#### What is needed
The response should contain all of the data below, reproduced exactly, and no pictures.

::::

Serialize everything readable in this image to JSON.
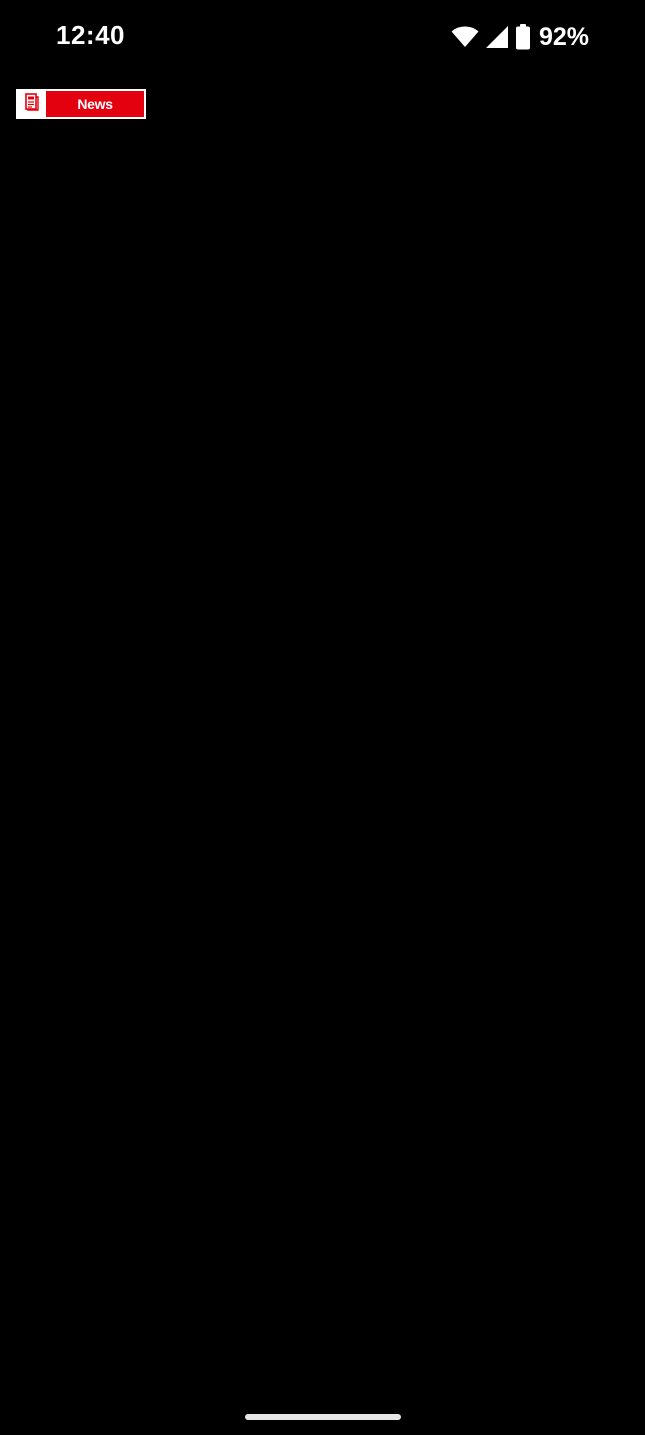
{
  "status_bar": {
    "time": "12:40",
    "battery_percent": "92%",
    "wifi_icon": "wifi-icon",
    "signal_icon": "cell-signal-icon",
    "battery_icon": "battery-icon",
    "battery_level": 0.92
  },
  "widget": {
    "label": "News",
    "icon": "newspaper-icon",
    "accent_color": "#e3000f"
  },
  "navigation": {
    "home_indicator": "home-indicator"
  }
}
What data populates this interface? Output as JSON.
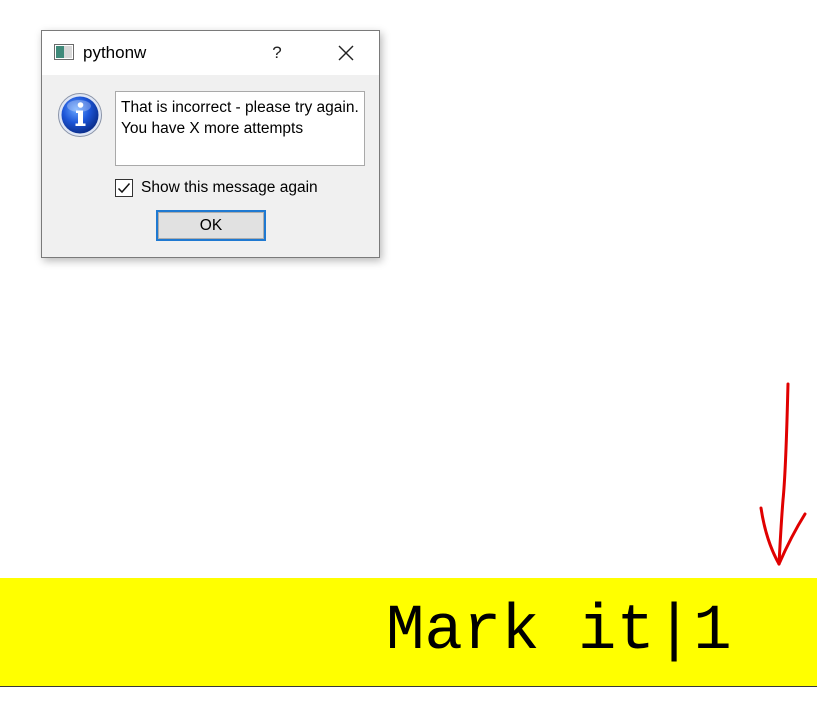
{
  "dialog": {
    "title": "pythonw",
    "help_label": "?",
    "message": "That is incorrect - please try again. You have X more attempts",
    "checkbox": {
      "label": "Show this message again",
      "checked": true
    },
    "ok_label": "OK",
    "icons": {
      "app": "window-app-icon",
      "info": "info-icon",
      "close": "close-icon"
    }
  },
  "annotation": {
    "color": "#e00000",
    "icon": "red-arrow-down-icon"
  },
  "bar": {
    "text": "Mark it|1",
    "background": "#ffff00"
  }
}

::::

#### Response for this exercise
Serialize everything readable in this image to JSON.
{
  "status_bar": {
    "time": "12:40",
    "battery_percent": "92%",
    "wifi_icon": "wifi-icon",
    "signal_icon": "cell-signal-icon",
    "battery_icon": "battery-icon",
    "battery_level": 0.92
  },
  "widget": {
    "label": "News",
    "icon": "newspaper-icon",
    "accent_color": "#e3000f"
  },
  "navigation": {
    "home_indicator": "home-indicator"
  }
}
What data populates this interface? Output as JSON.
{
  "dialog": {
    "title": "pythonw",
    "help_label": "?",
    "message": "That is incorrect - please try again. You have X more attempts",
    "checkbox": {
      "label": "Show this message again",
      "checked": true
    },
    "ok_label": "OK",
    "icons": {
      "app": "window-app-icon",
      "info": "info-icon",
      "close": "close-icon"
    }
  },
  "annotation": {
    "color": "#e00000",
    "icon": "red-arrow-down-icon"
  },
  "bar": {
    "text": "Mark it|1",
    "background": "#ffff00"
  }
}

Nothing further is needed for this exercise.